The True Gold Standard (Second Edition)
Key Writings: Fieler on the Gold Standard
'I want to come back as the bond market. You can intimidate everybody." That was James Carville, President Clinton's chief political consultant, talking to this newspaper in February 1993.
When President Clinton backed away from HillaryCare and the rest of his big-government agenda, it wasn't just Democratic losses in the 1994 midterm elections that forced his hand. It was the power of the bond market, a point Mr. Carville understood but Republicans seem to have forgotten.
If today's Republicans are going to roll back President Obama's massive expansion of government, they will need the muscle of a bond market free from the Federal Reserve's manipulation. History suggests that only the prospect of higher and increasingly painful financing costs chastens committed big spenders. A liberated, and consequently less docile, bond market would not only restrain Washington's profligacy, it would also free the Republican Party to refocus on the big ideas and positive vision that made it a global force in the 1980s.
Opposing Janet Yellen's nomination as chair of the Federal Reserve Board of Governors is both good policy and good politics for Senate Republicans.
In her remarks Thursday before the Senate Banking Committee, Yellen made it clear that she will keep interest rates low and the Fed's balance sheet growing in an effort to boost employment. What remains less clear is whether this policy will actually work. After all, labor participation rates remain near 20-year lows despite the Fed's nearly $4 trillion balance sheet.

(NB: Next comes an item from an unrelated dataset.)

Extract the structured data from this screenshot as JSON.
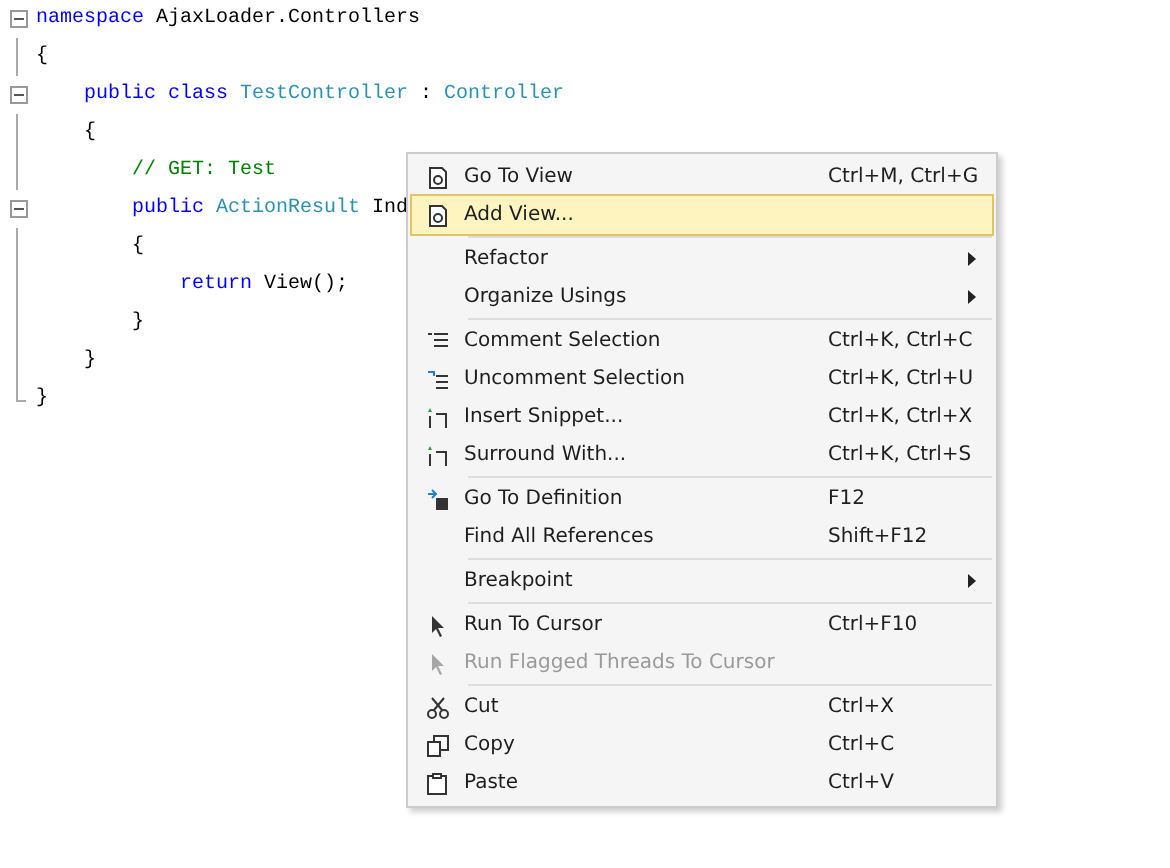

While the Fed's easy-money policies have not produced many jobs, they have produced a persistent, low rate of inflation that is choking the American middle class. Since the asset purchases began five years ago, the average American family has experienced rising prices and stagnant wages. The resulting decline in living standards explains why voters ranked rising prices nearly tied with unemployment as their top economic concern during the 2012 election.
With the Republican Party committed to a gold commission and the Federal Reserve committed to easy money, a substantive debate about the principles underpinning our monetary system is finally in the offing. For sound money to carry the day, Republicans will need to do more than point out the still-hypothetical risks of easy money. The GOP will have to detail the harm that the middle class has already suffered as a result of a policy of low but persistent levels of inflation.
A little inflation appears to be a free lunch, lubricating the economy and gradually erasing past financial mistakes. But the nature of the free lunch is that its costs aren't absent—they're just distributed broadly. And in the case of low but steady inflation, the broadly distributed costs are borne by the middle class. Over time, rising prices have eroded American workers' standard of living. And, over time, the Federal Reserve's persistent easy money hurts the very person it is presumably intended to help, the American worker.
The notion that modest inflation is helpful to labor dates to John Maynard Keynes's "General Theory of Employment, Interest and Money." Keynes pointed out that the supply of labor is not a function of real wages alone. Rather, the instance in which the supply of labor is determined solely by real wages is a special case that fits into his broader "General Theory," which showed the strong influence that observed wages have over the supply of labor.
He noted workers' strong preference for a 2% wage increase in a 4% inflation environment to a 2% decrease in wages during a period of constant prices. But he also drew from this preference the obvious policy conclusion: A constantly rising price level can be used to make actual declines in wages more palatable, thereby reducing conflict with labor and leading to higher short-run employment.
The Federal Reserve doesn't just understand workers' tendency to use observed prices as a proxy for real prices; under Chairman Ben Bernanke's leadership, the Fed has become increasingly bold in the exploitation of this tendency. With inflationary expectations not yet unsettled by the Federal Reserve's $2 trillion balance-sheet expansion, Mr. Bernanke has committed the Fed to an open-ended round of quantitative easing in hopes of trading a little extra inflation for a little short-term employment.
Washington's elites are quietly preparing a post-election fiscal compromise that will fund much of President Barack Obama's domestic spending agenda with huge tax increases. They aim to create a value-added tax and will argue that there is no alternative even though doing so will leave the United States resembling the stagnant, bureaucratic nations of Western Europe.
Not having a real budget means the Federal Reserve doesn't have to compete with anyone for scarce resources. What the central bank needs is a little money competition.
'I will maintain to my deathbed that we made every effort to save Lehman, but we were just unable to do so because of a lack of legal authority." So said Federal Reserve Chairman Ben Bernanke in 2009. The statement was striking—not because it was false, but because the Fed lacked explicit legal authority to do so much of what it did during the financial crisis. Drawing the line at Lehman seemed arbitrary, and it proved that the Fed has become an unaccountable power within American government.
BY SEAN FIELER: